That's a pretty strong difference. Playing the game, "one of these things is not like the other" should be pretty easy for someone to do: the South is heavily skewed against Obama.
Of course, the South is heavily skewed against the national Democratic party, something that has been increasingly the case ever since the Southern Democrats swapped allegiances and became Republicans In other words, from 1968 onward; arguably the only reasons why Democrats won in the South during 1976 and 1994 was because the candidates were former Southern governors (indeed, in 2008, Obama only won three Southern states: Virginia, North Carolina, and Florida, and Florida is, arguably, not really a Southern state).
However, let's back up a little bit here. Just how large is the South as a population area? Well, according to the 2010 US Census, here are the breakdowns of regions for non-Hispanic Whites (including working and non-working class):
Region 2010 Population
West 38.0 million
Midwest 52.1 million
Northeast 38.0 million
South 68.7 million
This does put the greatest number of whites in the South, and it's likely that the ratios for white collar and blue collar whites is similar throughout the regions (or at least I'll assume that they are).
These numbers mean little for the 2012 election, though, since the South was unlikely to vote for Obama anyway - considering that all but three states in the South voted for Obama in 2008. So, does it matter to Obama's re-election chances that over 60% of Southern White Working class men prefer Romney? It doesn't matter in terms of electoral politics, and that's the hard truth.
Since Obama electoral need for Southern whites is non-existent, based on historical social trends, it would be methodolocially incorrect to include them in your voting trend considerations. Indeed, if we don't include the South, then Obama and Romney suddenly are dead-split for the White vote: 40.75% to Romney and 41.33% to Obama, based on my own rough calculations (using the percentages from here, the regional White populations from here, and assuming that the proportion of working class whites is the same across regions).
In the end, since the Obama re-election team can count on most of the Southern votes going to Romney (save for maybe Virginia, North Carolina, and Florida again), I think that the effect of the massive skew from the South should be removed from the national figures, since it's also skewing the electoral narrative. If we remove the portion of the country that won't vote for another Democratic presidential nominee (at least for the next little while), then we should be comfortable in saying that the narrative that Obama's got electoral worries among White Working Class Americans is - in the context of electoral considerations - a skewed narrative.
Or, to put it in the words of David Weigel (whose analysis is more nicely worded - and nuanced - than mine):

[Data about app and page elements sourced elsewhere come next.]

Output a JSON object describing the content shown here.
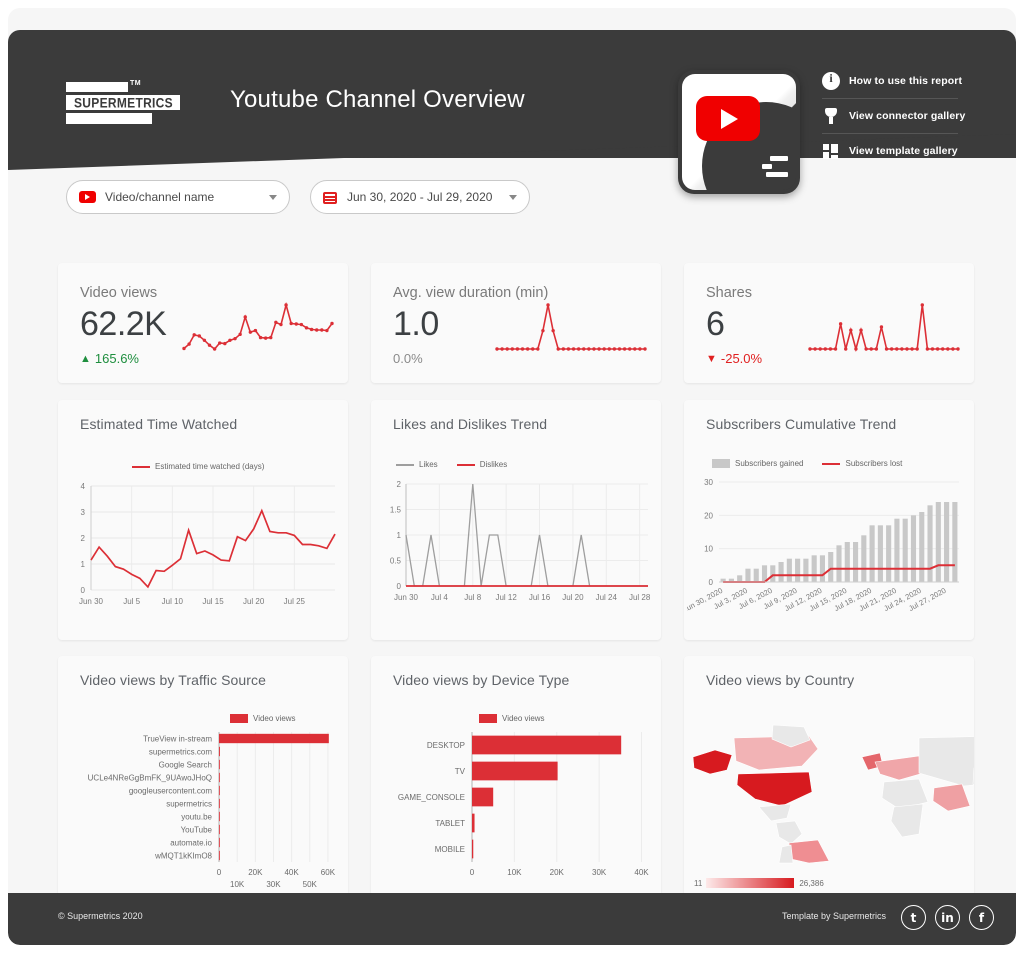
{
  "header": {
    "title": "Youtube Channel Overview",
    "logo_word": "SUPERMETRICS",
    "logo_tm": "TM",
    "links": [
      {
        "label": "How to use this report",
        "icon": "info-icon"
      },
      {
        "label": "View connector gallery",
        "icon": "plug-icon"
      },
      {
        "label": "View template gallery",
        "icon": "grid-icon"
      }
    ]
  },
  "filters": {
    "video_channel": {
      "label": "Video/channel name",
      "icon": "youtube-icon"
    },
    "date_range": {
      "label": "Jun 30, 2020 - Jul 29, 2020",
      "icon": "calendar-icon"
    }
  },
  "scorecards": [
    {
      "label": "Video views",
      "value": "62.2K",
      "delta": "165.6%",
      "direction": "up",
      "arrow": "▲"
    },
    {
      "label": "Avg. view duration (min)",
      "value": "1.0",
      "delta": "0.0%",
      "direction": "flat",
      "arrow": ""
    },
    {
      "label": "Shares",
      "value": "6",
      "delta": "-25.0%",
      "direction": "down",
      "arrow": "▼"
    }
  ],
  "cards": {
    "time_watched": "Estimated Time Watched",
    "likes_dislikes": "Likes and Dislikes Trend",
    "subscribers": "Subscribers Cumulative Trend",
    "traffic_source": "Video views by Traffic Source",
    "device_type": "Video views by Device Type",
    "country": "Video views by Country"
  },
  "colors": {
    "red": "#dc2f36",
    "gray": "#9e9e9e",
    "bar_gray": "#c8c8c8",
    "dark": "#3b3b3b",
    "green": "#1e8e3e"
  },
  "map_legend": {
    "min": "11",
    "max": "26,386"
  },
  "footer": {
    "copyright": "© Supermetrics 2020",
    "template_by": "Template by Supermetrics",
    "socials": [
      "twitter-icon",
      "linkedin-icon",
      "facebook-icon"
    ]
  },
  "chart_data": [
    {
      "type": "line",
      "name": "video-views-sparkline",
      "title": "Video views",
      "values": [
        1200,
        1600,
        2450,
        2350,
        1950,
        1500,
        1150,
        1700,
        1650,
        1950,
        2100,
        2500,
        4100,
        2700,
        2850,
        2200,
        2150,
        2200,
        3600,
        3400,
        5200,
        3500,
        3450,
        3400,
        3100,
        2950,
        2900,
        2900,
        2850,
        3500
      ],
      "grid": false
    },
    {
      "type": "line",
      "name": "avg-view-duration-sparkline",
      "title": "Avg. view duration (min)",
      "values": [
        1.0,
        1.0,
        1.0,
        1.0,
        1.0,
        1.0,
        1.0,
        1.0,
        1.0,
        1.05,
        1.12,
        1.05,
        1.0,
        1.0,
        1.0,
        1.0,
        1.0,
        1.0,
        1.0,
        1.0,
        1.0,
        1.0,
        1.0,
        1.0,
        1.0,
        1.0,
        1.0,
        1.0,
        1.0,
        1.0
      ],
      "grid": false
    },
    {
      "type": "line",
      "name": "shares-sparkline",
      "title": "Shares",
      "values": [
        0,
        0,
        0,
        0,
        0,
        0,
        8,
        0,
        6,
        0,
        6,
        0,
        0,
        0,
        7,
        0,
        0,
        0,
        0,
        0,
        0,
        0,
        14,
        0,
        0,
        0,
        0,
        0,
        0,
        0
      ],
      "grid": false
    },
    {
      "type": "line",
      "name": "estimated-time-watched",
      "title": "Estimated Time Watched",
      "legend": [
        "Estimated time watched (days)"
      ],
      "legend_position": "top-left",
      "xlabel": "",
      "ylabel": "",
      "ylim": [
        0,
        4
      ],
      "yticks": [
        0,
        1,
        2,
        3,
        4
      ],
      "xticks": [
        "Jun 30",
        "Jul 5",
        "Jul 10",
        "Jul 15",
        "Jul 20",
        "Jul 25"
      ],
      "grid": true,
      "x": [
        "Jun 30",
        "Jul 1",
        "Jul 2",
        "Jul 3",
        "Jul 4",
        "Jul 5",
        "Jul 6",
        "Jul 7",
        "Jul 8",
        "Jul 9",
        "Jul 10",
        "Jul 11",
        "Jul 12",
        "Jul 13",
        "Jul 14",
        "Jul 15",
        "Jul 16",
        "Jul 17",
        "Jul 18",
        "Jul 19",
        "Jul 20",
        "Jul 21",
        "Jul 22",
        "Jul 23",
        "Jul 24",
        "Jul 25",
        "Jul 26",
        "Jul 27",
        "Jul 28",
        "Jul 29"
      ],
      "values": [
        1.15,
        1.65,
        1.3,
        0.9,
        0.8,
        0.6,
        0.45,
        0.12,
        0.75,
        0.72,
        0.95,
        1.2,
        2.3,
        1.4,
        1.5,
        1.35,
        1.15,
        1.12,
        2.05,
        1.9,
        2.35,
        3.05,
        2.25,
        2.2,
        2.2,
        2.1,
        1.75,
        1.75,
        1.7,
        1.6,
        2.15
      ]
    },
    {
      "type": "line",
      "name": "likes-and-dislikes-trend",
      "title": "Likes and Dislikes Trend",
      "legend": [
        "Likes",
        "Dislikes"
      ],
      "legend_position": "top-left",
      "ylim": [
        0,
        2
      ],
      "yticks": [
        0,
        0.5,
        1,
        1.5,
        2
      ],
      "xticks": [
        "Jun 30",
        "Jul 4",
        "Jul 8",
        "Jul 12",
        "Jul 16",
        "Jul 20",
        "Jul 24",
        "Jul 28"
      ],
      "grid": true,
      "x": [
        "Jun 30",
        "Jul 1",
        "Jul 2",
        "Jul 3",
        "Jul 4",
        "Jul 5",
        "Jul 6",
        "Jul 7",
        "Jul 8",
        "Jul 9",
        "Jul 10",
        "Jul 11",
        "Jul 12",
        "Jul 13",
        "Jul 14",
        "Jul 15",
        "Jul 16",
        "Jul 17",
        "Jul 18",
        "Jul 19",
        "Jul 20",
        "Jul 21",
        "Jul 22",
        "Jul 23",
        "Jul 24",
        "Jul 25",
        "Jul 26",
        "Jul 27",
        "Jul 28",
        "Jul 29"
      ],
      "series": [
        {
          "name": "Likes",
          "color": "#9e9e9e",
          "values": [
            1,
            0,
            0,
            1,
            0,
            0,
            0,
            0,
            2,
            0,
            1,
            1,
            0,
            0,
            0,
            0,
            1,
            0,
            0,
            0,
            0,
            1,
            0,
            0,
            0,
            0,
            0,
            0,
            0,
            0
          ]
        },
        {
          "name": "Dislikes",
          "color": "#dc2f36",
          "values": [
            0,
            0,
            0,
            0,
            0,
            0,
            0,
            0,
            0,
            0,
            0,
            0,
            0,
            0,
            0,
            0,
            0,
            0,
            0,
            0,
            0,
            0,
            0,
            0,
            0,
            0,
            0,
            0,
            0,
            0
          ]
        }
      ]
    },
    {
      "type": "bar",
      "name": "subscribers-cumulative-trend",
      "title": "Subscribers Cumulative Trend",
      "legend": [
        "Subscribers gained",
        "Subscribers lost"
      ],
      "legend_position": "top-left",
      "ylim": [
        0,
        30
      ],
      "yticks": [
        0,
        10,
        20,
        30
      ],
      "grid": true,
      "categories": [
        "Jun 30, 2020",
        "Jul 1, 2020",
        "Jul 2, 2020",
        "Jul 3, 2020",
        "Jul 4, 2020",
        "Jul 5, 2020",
        "Jul 6, 2020",
        "Jul 7, 2020",
        "Jul 8, 2020",
        "Jul 9, 2020",
        "Jul 10, 2020",
        "Jul 11, 2020",
        "Jul 12, 2020",
        "Jul 13, 2020",
        "Jul 14, 2020",
        "Jul 15, 2020",
        "Jul 16, 2020",
        "Jul 17, 2020",
        "Jul 18, 2020",
        "Jul 19, 2020",
        "Jul 20, 2020",
        "Jul 21, 2020",
        "Jul 22, 2020",
        "Jul 23, 2020",
        "Jul 24, 2020",
        "Jul 25, 2020",
        "Jul 26, 2020",
        "Jul 27, 2020",
        "Jul 28, 2020"
      ],
      "xticks": [
        "Jun 30, 2020",
        "Jul 3, 2020",
        "Jul 6, 2020",
        "Jul 9, 2020",
        "Jul 12, 2020",
        "Jul 15, 2020",
        "Jul 18, 2020",
        "Jul 21, 2020",
        "Jul 24, 2020",
        "Jul 27, 2020"
      ],
      "series": [
        {
          "name": "Subscribers gained",
          "type": "bar",
          "color": "#c8c8c8",
          "values": [
            1,
            1,
            2,
            4,
            4,
            5,
            5,
            6,
            7,
            7,
            7,
            8,
            8,
            9,
            11,
            12,
            12,
            14,
            17,
            17,
            17,
            19,
            19,
            20,
            21,
            23,
            24,
            24,
            24
          ]
        },
        {
          "name": "Subscribers lost",
          "type": "line",
          "color": "#dc2f36",
          "values": [
            0,
            0,
            0,
            0,
            0,
            0,
            2,
            2,
            2,
            2,
            2,
            2,
            2,
            4,
            4,
            4,
            4,
            4,
            4,
            4,
            4,
            4,
            4,
            4,
            4,
            4,
            5,
            5,
            5
          ]
        }
      ]
    },
    {
      "type": "bar",
      "name": "video-views-by-traffic-source",
      "title": "Video views by Traffic Source",
      "orientation": "horizontal",
      "legend": [
        "Video views"
      ],
      "legend_position": "top",
      "xticks": [
        "0",
        "10K",
        "20K",
        "30K",
        "40K",
        "50K",
        "60K"
      ],
      "xlim": [
        0,
        65000
      ],
      "grid": true,
      "categories": [
        "TrueView in-stream",
        "supermetrics.com",
        "Google Search",
        "UCLe4NReGgBmFK_9UAwoJHoQ",
        "googleusercontent.com",
        "supermetrics",
        "youtu.be",
        "YouTube",
        "automate.io",
        "wMQT1kKImO8"
      ],
      "values": [
        60500,
        500,
        400,
        350,
        120,
        90,
        70,
        60,
        40,
        30
      ]
    },
    {
      "type": "bar",
      "name": "video-views-by-device-type",
      "title": "Video views by Device Type",
      "orientation": "horizontal",
      "legend": [
        "Video views"
      ],
      "legend_position": "top",
      "xticks": [
        "0",
        "10K",
        "20K",
        "30K",
        "40K"
      ],
      "xlim": [
        0,
        42000
      ],
      "grid": true,
      "categories": [
        "DESKTOP",
        "TV",
        "GAME_CONSOLE",
        "TABLET",
        "MOBILE"
      ],
      "values": [
        35200,
        20200,
        5000,
        600,
        300
      ]
    },
    {
      "type": "heatmap",
      "name": "video-views-by-country",
      "title": "Video views by Country",
      "legend_min": "11",
      "legend_max": "26,386",
      "highlighted_regions": [
        "United States",
        "Canada",
        "Brazil",
        "United Kingdom",
        "India",
        "Australia",
        "Europe"
      ]
    }
  ]
}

This might be obvious, but I think it gets lost in our daily culture war dialogues. To win the election in a squeaker, Barack Obama needs to win around 39 percent of the white vote. But outside the South, if he's winning, he'll be basically tying Romney with whites or losing them by 2-5 points. He's the first Democrat to win national elections in the post-Dixiecrat era. For generations, the Democratic attitudes of the South made it easier for the party to hold Congress, even as ticket-splitters were voting Republican for president -- Nixon, Reagan, the Bushes. Now it's reversed. A Democrat can lose the deep South in a landslide, but win the presidency, as southern conservatives send a massive crop of Republicans back to the Capitol.